And what seems like millennia ago now, when General Wesley Clark was auditioning for vice president back in early August he decided to overly challenge John McCain's military record. He's now pretty much living in political outer space.
But how are people supposed to know what is off-limits and what is OK to say if they aren't paying attention to the political news every day?
First, if they are chosen to speak at a rally to introduce a candidate for president or vice president, chances are they're paying attention. These people are rabid political junkies.
Second, the campaigns brief speakers ahead of time as to what's acceptable.
Despite this, a campaign can't control everything.
Take Lehigh County Pennsylvania's Republican Party chair William Platt or Florida's Lee County Sheriff Mike Scott. Both men served as speakers to warm up the crowd before John McCain or Sarah Palin came on stage.
Although their remarks were quite different, there was a commonality between them that is causing the McCain team a lot of heartburn.

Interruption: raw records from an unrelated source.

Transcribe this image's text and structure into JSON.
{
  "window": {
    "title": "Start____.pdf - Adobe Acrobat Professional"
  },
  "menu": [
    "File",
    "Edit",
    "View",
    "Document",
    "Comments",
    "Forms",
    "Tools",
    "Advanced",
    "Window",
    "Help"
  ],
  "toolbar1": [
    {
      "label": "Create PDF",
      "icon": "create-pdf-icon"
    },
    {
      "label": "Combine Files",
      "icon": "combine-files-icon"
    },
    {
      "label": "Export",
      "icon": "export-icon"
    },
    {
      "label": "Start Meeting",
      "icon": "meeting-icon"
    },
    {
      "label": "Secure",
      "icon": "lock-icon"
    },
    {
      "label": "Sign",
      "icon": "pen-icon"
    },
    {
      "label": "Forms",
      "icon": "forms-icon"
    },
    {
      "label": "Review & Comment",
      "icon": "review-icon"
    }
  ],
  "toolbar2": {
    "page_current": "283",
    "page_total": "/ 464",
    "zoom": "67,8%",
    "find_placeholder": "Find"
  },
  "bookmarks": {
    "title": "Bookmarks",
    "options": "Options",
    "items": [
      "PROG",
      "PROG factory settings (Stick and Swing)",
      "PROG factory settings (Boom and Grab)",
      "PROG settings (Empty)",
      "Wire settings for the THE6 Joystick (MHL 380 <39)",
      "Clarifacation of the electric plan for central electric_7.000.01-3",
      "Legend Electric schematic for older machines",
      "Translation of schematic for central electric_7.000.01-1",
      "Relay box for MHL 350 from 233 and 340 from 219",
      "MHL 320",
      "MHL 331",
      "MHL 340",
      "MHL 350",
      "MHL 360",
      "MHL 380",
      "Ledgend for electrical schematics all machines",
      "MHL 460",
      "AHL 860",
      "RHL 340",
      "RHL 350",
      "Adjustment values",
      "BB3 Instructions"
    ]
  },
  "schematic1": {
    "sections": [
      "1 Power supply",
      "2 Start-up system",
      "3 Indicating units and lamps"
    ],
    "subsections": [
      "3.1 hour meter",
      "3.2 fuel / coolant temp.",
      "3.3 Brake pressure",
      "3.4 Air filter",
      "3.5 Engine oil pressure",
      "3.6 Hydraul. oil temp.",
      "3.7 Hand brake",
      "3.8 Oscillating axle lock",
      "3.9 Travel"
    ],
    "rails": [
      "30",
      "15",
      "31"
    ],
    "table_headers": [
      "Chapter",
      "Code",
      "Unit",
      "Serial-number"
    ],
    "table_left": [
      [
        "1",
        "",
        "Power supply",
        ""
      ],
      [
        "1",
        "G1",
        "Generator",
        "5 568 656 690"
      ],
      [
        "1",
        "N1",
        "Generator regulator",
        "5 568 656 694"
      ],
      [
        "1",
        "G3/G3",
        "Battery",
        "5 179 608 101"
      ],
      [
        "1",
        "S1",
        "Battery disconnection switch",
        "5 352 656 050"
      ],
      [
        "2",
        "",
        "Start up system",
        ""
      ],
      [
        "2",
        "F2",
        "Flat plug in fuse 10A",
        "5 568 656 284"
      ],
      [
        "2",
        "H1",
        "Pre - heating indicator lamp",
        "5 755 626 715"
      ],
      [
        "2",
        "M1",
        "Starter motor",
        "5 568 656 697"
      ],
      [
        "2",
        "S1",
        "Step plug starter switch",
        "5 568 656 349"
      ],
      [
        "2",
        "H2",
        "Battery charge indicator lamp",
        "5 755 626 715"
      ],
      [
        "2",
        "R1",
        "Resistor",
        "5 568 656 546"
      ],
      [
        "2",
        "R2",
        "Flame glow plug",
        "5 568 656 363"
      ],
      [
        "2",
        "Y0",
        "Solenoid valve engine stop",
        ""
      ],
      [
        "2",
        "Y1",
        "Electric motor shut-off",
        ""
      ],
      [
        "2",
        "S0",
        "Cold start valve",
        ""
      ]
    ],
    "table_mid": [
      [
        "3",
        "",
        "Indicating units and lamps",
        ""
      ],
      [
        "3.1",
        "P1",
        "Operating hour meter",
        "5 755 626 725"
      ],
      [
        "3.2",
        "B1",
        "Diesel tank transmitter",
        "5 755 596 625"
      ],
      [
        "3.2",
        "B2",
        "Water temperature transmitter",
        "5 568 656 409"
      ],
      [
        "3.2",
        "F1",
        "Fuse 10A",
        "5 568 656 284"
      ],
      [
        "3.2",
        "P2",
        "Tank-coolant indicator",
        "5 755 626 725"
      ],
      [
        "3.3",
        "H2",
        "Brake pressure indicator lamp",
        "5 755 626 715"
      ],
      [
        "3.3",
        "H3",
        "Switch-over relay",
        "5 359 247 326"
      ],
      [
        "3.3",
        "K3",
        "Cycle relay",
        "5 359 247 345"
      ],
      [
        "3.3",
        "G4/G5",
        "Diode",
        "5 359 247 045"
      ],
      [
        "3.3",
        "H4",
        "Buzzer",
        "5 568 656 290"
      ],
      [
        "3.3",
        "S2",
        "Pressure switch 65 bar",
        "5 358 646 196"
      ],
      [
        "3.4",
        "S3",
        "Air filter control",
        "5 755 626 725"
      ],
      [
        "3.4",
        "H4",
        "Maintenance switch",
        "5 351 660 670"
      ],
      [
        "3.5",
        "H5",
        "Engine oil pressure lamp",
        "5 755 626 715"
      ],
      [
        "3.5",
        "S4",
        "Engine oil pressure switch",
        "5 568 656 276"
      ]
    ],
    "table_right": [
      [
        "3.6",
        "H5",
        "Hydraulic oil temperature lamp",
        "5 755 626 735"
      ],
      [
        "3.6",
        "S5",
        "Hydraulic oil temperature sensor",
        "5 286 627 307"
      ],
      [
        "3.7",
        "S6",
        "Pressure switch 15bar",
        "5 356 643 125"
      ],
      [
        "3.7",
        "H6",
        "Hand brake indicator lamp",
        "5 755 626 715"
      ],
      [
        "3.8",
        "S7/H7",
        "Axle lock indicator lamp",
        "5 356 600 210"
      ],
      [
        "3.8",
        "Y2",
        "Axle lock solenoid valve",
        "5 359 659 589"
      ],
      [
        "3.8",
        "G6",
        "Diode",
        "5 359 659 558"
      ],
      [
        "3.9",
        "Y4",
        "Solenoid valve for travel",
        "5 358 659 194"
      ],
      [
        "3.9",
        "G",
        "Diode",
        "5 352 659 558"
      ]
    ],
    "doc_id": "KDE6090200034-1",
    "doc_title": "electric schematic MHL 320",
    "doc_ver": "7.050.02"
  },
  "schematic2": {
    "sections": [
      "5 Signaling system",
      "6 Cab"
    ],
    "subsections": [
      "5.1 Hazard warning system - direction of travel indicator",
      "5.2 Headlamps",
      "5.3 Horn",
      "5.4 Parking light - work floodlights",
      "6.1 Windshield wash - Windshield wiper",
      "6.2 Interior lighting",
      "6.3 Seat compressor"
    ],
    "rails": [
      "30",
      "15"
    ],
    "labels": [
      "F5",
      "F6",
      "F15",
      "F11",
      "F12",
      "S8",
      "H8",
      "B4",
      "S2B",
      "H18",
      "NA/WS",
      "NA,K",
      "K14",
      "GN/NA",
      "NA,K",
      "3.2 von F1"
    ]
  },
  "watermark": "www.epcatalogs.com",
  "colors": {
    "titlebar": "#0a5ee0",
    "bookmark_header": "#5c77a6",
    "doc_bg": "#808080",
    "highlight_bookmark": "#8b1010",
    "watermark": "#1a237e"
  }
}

Because that commonality takes away from anything meaningful that might be said at the event and focuses attention on their remarks.
(That is assuming that meaningful things are said at rallies.)
The commonality? The "H" word. As in Barack Obama's middle name. Hussein. It's something you just don't say. It's probably the second most disliked word in the entire McCain campaign (second to "poll").
But the mention of Barack's middle name is dicey. Usage could link the Democratic candidate to Islam (he's a Christian) or the reviled former dictator of Iraq.
Because of the implications, the "H" word is like touching the third rail.
But that didn't stop Platt yesterday from saying it and repeating it.
"Think about how you'll feel on November 5 if you wake up in the morning and see the news, that Barack Obama – that Barack Hussein Obama – is the president-elect of the United States," Platt asked the crowd.
"The number one most liberal senator in the United States of America was, you guessed it, the ambassador of change, Barack Hussein Obama," he said. "This election is about preserving America's past and protecting the promise of its future."
As they've done in the past, the McCain campaign reacts quickly to the "H" word.
"We do not condone this inappropriate rhetoric, which distracts from the real questions of judgment, character and experience that voters will base their decisions on this November," said McCain spokesman Paul Lindsay.
Pre deja vu
The Republican team had to deal with it earlier this week as well. This time coming from the fiery Sheriff of Lee County.
"There are three types of people in our country today," Sheriff Scott explained to the crowd. "There are people that make things happen, there are people that watch things, and there are people who wonder what happened. On November 4, let's leave Barack Hussein Obama wondering what happened."
I ain't done nothin' wrong
The crowd ate it up. And the McCain campaign had to put out their statement disavowing it. But as the Fort Myers press later reported, the Sheriff has dug in his heels.
“I absolutely, unequivocally don’t regret saying it,” Scott said. “In order to be a speaker at this event, I had to give my full name — Michael Joseph Scott — to the Secret Service, even though I’m the sheriff of Lee County. So why would I apologize? Is there some kind of double standard here where I have to give my full name, but I can’t use his?”